• GOAL OF THE EXERCISE
Restate exactly, and only, the lines spanning from the one with "Convert this screenshot" to the end of the records below.

═══ DATA FOR REVIEW

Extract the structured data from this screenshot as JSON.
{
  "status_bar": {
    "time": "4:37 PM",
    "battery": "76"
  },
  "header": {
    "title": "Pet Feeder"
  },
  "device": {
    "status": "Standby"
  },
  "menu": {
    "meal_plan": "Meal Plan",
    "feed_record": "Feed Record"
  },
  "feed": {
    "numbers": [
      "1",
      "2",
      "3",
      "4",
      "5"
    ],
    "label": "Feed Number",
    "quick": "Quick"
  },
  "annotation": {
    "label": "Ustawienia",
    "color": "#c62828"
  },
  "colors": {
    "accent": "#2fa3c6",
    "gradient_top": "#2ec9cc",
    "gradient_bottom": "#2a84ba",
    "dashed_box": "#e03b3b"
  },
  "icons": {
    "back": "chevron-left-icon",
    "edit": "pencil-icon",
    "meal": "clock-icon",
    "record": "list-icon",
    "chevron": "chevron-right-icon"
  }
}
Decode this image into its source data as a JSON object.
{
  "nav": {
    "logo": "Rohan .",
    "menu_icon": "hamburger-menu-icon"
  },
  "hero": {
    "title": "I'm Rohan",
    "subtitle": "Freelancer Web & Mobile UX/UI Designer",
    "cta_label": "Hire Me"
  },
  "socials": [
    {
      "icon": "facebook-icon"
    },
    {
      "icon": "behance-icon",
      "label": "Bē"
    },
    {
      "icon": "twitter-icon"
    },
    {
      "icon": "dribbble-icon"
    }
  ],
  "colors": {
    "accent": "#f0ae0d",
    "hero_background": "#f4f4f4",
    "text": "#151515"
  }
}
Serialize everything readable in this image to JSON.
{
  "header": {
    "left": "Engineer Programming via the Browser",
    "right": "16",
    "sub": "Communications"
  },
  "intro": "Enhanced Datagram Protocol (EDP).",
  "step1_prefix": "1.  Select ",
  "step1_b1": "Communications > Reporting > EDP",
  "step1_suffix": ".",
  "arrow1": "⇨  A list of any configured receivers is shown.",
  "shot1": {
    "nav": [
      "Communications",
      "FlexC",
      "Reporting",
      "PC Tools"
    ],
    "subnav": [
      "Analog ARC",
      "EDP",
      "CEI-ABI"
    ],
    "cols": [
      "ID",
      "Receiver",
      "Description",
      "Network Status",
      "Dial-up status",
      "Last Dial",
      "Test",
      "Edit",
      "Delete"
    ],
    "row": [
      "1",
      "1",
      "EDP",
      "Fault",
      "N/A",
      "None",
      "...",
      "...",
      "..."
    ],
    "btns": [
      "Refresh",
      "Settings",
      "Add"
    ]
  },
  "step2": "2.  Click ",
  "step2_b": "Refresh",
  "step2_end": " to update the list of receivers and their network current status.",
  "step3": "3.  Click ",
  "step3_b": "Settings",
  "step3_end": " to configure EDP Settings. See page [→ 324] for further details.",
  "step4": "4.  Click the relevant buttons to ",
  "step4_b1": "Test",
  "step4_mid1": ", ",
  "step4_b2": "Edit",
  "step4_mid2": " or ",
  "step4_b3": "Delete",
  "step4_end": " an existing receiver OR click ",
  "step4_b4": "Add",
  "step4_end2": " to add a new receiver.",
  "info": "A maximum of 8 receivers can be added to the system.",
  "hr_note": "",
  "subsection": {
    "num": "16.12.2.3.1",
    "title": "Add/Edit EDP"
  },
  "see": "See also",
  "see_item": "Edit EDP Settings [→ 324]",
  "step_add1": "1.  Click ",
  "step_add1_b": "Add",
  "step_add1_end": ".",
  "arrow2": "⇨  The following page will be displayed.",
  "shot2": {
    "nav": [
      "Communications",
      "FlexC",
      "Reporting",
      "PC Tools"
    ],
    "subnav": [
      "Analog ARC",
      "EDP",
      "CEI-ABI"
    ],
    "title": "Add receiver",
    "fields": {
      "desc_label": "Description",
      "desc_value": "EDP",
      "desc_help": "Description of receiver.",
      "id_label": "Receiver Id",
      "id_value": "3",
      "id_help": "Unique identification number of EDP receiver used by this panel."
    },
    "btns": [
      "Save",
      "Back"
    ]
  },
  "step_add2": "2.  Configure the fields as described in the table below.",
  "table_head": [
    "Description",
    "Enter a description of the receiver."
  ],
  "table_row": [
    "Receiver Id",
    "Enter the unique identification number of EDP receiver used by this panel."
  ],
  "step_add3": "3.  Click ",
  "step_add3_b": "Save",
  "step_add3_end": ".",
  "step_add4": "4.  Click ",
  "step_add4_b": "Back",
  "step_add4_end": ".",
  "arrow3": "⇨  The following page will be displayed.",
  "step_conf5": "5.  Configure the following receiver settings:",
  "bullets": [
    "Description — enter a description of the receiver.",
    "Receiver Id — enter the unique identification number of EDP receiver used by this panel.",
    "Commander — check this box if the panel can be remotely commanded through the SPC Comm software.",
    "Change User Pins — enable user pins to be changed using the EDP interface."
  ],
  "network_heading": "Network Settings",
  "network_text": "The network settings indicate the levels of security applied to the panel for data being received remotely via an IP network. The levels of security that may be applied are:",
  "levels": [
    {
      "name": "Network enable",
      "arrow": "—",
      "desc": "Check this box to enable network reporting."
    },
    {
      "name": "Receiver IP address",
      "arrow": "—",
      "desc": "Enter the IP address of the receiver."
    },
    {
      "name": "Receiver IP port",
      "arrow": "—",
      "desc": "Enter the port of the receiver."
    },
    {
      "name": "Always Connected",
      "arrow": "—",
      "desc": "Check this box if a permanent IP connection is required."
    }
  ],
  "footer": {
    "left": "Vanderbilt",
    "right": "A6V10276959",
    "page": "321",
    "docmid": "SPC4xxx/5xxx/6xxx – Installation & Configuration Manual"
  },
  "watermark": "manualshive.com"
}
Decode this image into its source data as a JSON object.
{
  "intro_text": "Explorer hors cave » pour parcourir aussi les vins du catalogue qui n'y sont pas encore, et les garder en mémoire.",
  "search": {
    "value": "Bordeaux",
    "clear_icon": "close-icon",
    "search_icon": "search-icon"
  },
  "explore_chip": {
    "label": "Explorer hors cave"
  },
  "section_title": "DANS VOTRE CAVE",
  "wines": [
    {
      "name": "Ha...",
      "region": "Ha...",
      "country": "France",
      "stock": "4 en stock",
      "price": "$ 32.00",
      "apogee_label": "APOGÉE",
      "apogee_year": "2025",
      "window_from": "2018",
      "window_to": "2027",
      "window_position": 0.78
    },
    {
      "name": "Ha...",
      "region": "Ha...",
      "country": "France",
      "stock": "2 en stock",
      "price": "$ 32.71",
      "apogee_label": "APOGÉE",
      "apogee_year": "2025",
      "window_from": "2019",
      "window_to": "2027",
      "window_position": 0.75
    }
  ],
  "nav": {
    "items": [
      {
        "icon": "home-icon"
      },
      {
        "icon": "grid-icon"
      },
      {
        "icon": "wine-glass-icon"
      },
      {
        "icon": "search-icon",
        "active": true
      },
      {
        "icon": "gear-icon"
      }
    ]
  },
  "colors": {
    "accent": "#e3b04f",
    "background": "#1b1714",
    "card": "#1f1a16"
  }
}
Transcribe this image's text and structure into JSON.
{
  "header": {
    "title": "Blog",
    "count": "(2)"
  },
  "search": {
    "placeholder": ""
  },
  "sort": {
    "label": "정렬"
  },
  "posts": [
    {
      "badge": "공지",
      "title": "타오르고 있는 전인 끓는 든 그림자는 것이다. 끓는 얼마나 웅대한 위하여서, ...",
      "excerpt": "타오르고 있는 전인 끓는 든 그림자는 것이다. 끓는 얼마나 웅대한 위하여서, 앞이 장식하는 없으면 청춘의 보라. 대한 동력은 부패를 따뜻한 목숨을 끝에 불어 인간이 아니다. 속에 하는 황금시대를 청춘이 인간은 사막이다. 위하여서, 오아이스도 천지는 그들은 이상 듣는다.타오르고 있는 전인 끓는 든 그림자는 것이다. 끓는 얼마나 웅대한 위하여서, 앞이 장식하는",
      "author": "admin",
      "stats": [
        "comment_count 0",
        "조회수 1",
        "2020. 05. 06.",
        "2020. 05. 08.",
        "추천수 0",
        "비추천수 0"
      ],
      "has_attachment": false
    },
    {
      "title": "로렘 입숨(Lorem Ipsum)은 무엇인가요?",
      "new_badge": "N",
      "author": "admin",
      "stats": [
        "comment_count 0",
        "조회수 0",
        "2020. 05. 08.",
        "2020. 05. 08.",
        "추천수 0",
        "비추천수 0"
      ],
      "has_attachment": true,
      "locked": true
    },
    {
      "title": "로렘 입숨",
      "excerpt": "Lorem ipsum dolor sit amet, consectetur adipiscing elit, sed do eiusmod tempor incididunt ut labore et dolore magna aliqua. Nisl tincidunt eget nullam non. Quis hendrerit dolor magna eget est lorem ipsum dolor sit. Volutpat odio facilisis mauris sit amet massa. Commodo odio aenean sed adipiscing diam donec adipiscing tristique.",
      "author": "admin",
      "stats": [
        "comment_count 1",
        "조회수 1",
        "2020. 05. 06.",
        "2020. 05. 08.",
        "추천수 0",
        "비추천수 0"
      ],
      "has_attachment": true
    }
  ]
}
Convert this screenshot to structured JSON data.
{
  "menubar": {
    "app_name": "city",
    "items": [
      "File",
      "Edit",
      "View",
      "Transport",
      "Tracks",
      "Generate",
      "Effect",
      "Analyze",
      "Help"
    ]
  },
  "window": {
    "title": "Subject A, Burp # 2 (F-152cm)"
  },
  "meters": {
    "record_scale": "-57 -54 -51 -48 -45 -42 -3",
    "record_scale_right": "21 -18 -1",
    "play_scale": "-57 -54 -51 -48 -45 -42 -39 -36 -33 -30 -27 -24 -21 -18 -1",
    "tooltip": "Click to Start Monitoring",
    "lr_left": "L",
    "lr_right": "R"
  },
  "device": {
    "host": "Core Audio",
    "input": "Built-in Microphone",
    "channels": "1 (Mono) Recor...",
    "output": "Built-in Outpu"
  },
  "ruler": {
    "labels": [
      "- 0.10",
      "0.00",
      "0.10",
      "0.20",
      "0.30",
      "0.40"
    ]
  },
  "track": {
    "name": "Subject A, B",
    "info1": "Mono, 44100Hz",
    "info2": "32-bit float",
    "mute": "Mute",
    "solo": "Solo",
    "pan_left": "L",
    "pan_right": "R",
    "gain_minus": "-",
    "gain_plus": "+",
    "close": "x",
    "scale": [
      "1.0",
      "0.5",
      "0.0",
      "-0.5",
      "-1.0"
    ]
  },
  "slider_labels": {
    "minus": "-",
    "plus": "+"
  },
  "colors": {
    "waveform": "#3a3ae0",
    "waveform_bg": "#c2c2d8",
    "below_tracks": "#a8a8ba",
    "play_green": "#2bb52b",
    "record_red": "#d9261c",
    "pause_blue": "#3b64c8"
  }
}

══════

• REPLY TO THE EXERCISE
Convert this screenshot to structured JSON data.
{
  "menubar": {
    "app_name": "city",
    "items": [
      "File",
      "Edit",
      "View",
      "Transport",
      "Tracks",
      "Generate",
      "Effect",
      "Analyze",
      "Help"
    ]
  },
  "window": {
    "title": "Subject A, Burp # 2 (F-152cm)"
  },
  "meters": {
    "record_scale": "-57 -54 -51 -48 -45 -42 -3",
    "record_scale_right": "21 -18 -1",
    "play_scale": "-57 -54 -51 -48 -45 -42 -39 -36 -33 -30 -27 -24 -21 -18 -1",
    "tooltip": "Click to Start Monitoring",
    "lr_left": "L",
    "lr_right": "R"
  },
  "device": {
    "host": "Core Audio",
    "input": "Built-in Microphone",
    "channels": "1 (Mono) Recor...",
    "output": "Built-in Outpu"
  },
  "ruler": {
    "labels": [
      "- 0.10",
      "0.00",
      "0.10",
      "0.20",
      "0.30",
      "0.40"
    ]
  },
  "track": {
    "name": "Subject A, B",
    "info1": "Mono, 44100Hz",
    "info2": "32-bit float",
    "mute": "Mute",
    "solo": "Solo",
    "pan_left": "L",
    "pan_right": "R",
    "gain_minus": "-",
    "gain_plus": "+",
    "close": "x",
    "scale": [
      "1.0",
      "0.5",
      "0.0",
      "-0.5",
      "-1.0"
    ]
  },
  "slider_labels": {
    "minus": "-",
    "plus": "+"
  },
  "colors": {
    "waveform": "#3a3ae0",
    "waveform_bg": "#c2c2d8",
    "below_tracks": "#a8a8ba",
    "play_green": "#2bb52b",
    "record_red": "#d9261c",
    "pause_blue": "#3b64c8"
  }
}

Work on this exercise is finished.